Doctors and local officials have said more than 120 civilians were massacred in Ethiopia’s Amhara region earlier this month, but forces from neighbouring Tigray rejected allegations they were responsible.
The killings in Chenna village, near the town of Dabat, took place in early September, according to Sewnet Wubalem, the local administrator in Dabat, and Chalachew Dagnew, spokesperson of the nearby city of Gondar told the Reuters news agency on Wednesday.
“So far we have recovered 120 bodies. They were all innocent farmers. But we think the number might be higher. There are people who are missing,” Sewnet said.
Mulugeta Melesa, head of the hospital in Dabat, told the AFP news agency, “There were 125 dead in Chenna village … I saw the mass grave myself.”
Mulugeta added that residents were “still searching for dead bodies around the area and counting is still going on”.
Chalachew, the Gondar city spokesperson, also said he had visited the burial area in the village and that children, women and elderly were among the dead.
He was quoted by Reuters as saying the killings were during the Tigrayan forces’ “short presence” in the area, and it was now under the control of the Ethiopian federal army.
The accounts could not be independently verified.
The Tigrayan forces later issued a statement rejecting what they called a “fabricated allegation” by the Amhara regional government and denying any involvement in the killing of civilians.
“We categorically reject claims of our forces’ involvement in the killing of civilians,” said the statement, which was posted by spokesman Getachew Reda on Twitter.
It also called for “an independent investigation into all atrocities” in the region.
The Ethiopian Human Rights Commission – a state-affiliated but independent body – said it was “alarmed” by the reports and that law enforcement was investigating to confirm the number and identities of the victims.

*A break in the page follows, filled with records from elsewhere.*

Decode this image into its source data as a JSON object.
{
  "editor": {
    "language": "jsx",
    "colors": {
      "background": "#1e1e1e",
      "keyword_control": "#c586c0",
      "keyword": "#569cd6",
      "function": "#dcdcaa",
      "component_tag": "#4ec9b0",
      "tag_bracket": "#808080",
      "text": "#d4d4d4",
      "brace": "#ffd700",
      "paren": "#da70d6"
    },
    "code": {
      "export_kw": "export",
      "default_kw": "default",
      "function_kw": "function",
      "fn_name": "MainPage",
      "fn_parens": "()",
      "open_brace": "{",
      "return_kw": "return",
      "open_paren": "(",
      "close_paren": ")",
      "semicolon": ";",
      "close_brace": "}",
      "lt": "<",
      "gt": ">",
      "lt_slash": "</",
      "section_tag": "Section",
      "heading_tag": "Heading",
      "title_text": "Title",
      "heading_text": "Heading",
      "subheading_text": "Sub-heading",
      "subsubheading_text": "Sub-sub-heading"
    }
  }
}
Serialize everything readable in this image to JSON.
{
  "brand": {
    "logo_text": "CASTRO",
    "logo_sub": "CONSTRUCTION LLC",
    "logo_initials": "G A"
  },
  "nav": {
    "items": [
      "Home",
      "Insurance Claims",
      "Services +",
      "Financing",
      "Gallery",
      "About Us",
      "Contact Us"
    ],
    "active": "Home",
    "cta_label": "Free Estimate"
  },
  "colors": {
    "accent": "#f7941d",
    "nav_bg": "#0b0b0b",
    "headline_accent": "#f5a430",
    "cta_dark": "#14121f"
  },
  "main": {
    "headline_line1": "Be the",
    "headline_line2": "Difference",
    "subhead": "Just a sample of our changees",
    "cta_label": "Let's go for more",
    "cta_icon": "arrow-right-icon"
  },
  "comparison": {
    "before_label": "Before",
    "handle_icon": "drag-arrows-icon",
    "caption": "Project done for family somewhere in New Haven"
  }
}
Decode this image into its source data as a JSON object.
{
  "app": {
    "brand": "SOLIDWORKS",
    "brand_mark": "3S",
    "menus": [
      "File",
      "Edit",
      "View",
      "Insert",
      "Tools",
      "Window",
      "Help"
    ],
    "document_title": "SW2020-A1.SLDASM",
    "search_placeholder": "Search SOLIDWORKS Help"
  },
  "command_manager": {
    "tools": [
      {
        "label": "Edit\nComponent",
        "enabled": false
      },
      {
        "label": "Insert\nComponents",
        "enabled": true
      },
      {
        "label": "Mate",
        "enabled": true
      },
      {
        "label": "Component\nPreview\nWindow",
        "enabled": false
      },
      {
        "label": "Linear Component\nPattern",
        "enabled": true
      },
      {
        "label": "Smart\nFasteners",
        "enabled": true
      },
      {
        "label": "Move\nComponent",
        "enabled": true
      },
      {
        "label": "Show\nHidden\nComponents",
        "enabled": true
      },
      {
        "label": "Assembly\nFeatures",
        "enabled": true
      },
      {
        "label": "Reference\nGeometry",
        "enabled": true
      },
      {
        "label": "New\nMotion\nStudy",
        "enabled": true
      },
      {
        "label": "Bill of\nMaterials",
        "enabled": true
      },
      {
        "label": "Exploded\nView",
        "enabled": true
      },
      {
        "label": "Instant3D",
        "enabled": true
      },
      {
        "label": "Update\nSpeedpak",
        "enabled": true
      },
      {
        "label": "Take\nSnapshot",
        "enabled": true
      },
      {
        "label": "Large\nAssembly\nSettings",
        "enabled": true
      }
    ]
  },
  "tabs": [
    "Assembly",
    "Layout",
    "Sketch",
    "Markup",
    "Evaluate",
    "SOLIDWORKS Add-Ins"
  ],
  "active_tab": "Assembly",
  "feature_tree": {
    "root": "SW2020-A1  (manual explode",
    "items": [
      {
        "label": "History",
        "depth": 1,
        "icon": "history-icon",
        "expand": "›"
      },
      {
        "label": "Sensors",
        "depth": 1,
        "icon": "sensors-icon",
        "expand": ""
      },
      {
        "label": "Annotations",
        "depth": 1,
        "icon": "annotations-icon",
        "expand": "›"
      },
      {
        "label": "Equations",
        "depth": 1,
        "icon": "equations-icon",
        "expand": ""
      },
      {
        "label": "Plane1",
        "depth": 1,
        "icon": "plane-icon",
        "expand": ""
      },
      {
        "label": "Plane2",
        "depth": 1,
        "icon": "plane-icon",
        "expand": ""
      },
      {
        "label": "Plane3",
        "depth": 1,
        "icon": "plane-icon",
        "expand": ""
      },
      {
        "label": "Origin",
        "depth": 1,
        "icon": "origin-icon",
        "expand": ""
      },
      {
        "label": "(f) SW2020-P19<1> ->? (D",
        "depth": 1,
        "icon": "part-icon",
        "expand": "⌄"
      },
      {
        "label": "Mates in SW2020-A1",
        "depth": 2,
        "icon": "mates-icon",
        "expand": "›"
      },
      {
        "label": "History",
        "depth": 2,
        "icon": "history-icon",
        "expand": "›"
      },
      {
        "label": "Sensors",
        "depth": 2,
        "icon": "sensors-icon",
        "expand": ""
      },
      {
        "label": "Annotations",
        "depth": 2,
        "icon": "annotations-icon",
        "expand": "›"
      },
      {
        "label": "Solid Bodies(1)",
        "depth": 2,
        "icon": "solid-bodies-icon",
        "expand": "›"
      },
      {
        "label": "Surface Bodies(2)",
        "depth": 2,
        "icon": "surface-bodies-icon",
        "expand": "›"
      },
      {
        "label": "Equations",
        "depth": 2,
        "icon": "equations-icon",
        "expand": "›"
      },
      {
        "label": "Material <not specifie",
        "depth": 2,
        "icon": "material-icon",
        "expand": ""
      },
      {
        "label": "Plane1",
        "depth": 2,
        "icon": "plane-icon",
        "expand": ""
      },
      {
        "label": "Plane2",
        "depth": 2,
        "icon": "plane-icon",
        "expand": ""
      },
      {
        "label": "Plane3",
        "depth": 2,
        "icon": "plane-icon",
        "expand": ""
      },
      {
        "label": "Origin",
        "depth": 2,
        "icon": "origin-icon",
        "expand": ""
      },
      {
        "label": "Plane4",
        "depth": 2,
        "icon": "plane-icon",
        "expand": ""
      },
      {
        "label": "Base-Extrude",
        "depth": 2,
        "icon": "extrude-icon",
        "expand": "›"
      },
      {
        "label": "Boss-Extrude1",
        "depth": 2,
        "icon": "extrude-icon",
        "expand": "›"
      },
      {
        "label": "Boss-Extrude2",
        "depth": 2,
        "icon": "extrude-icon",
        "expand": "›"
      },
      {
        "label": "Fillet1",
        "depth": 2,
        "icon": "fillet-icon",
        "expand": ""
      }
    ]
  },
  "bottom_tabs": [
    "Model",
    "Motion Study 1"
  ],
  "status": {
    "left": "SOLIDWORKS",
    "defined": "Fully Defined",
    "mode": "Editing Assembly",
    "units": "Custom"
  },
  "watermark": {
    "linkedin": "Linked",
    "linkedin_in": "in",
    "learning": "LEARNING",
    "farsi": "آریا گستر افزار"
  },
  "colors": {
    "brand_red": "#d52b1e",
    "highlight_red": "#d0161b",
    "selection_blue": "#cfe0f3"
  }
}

Northern Ethiopia has been racked by conflict since November 2020 when Prime Minister Abiy Ahmed sent troops into Tigray to remove the regional governing party, the Tigray People’s Liberation Front (TPLF), a move he said came in response to TPLF attacks on army camps. The TPLF, which dominated national politics until Abiy came to power in 2018, said federal forces and its allies launched a “coordinated attack” against it.
Though Abiy, the 2019 Nobel Peace Prize winner, promised a swift victory, fighting has dragged on, with myriad reports of massacres and atrocities, including rape and extrajudicial killings, and hundreds of thousands of people suffering famine.
In June, in a stunning turnaround in the conflict, the Tigrayan forces retook Tigray’s capital Mekelle and federal forces largely withdrew.
Since then, the Tigrayan forces have launched offensives into neighbouring Amhara and Afar regions, displacing hundreds of thousands of people and triggering allegations of summary executions and indiscriminate shelling.
The Tigrayan forces have denied those charges, insisting they are merely trying to break what they describe as a humanitarian blockade on Tigray and prevent pro-government forces from regrouping. Here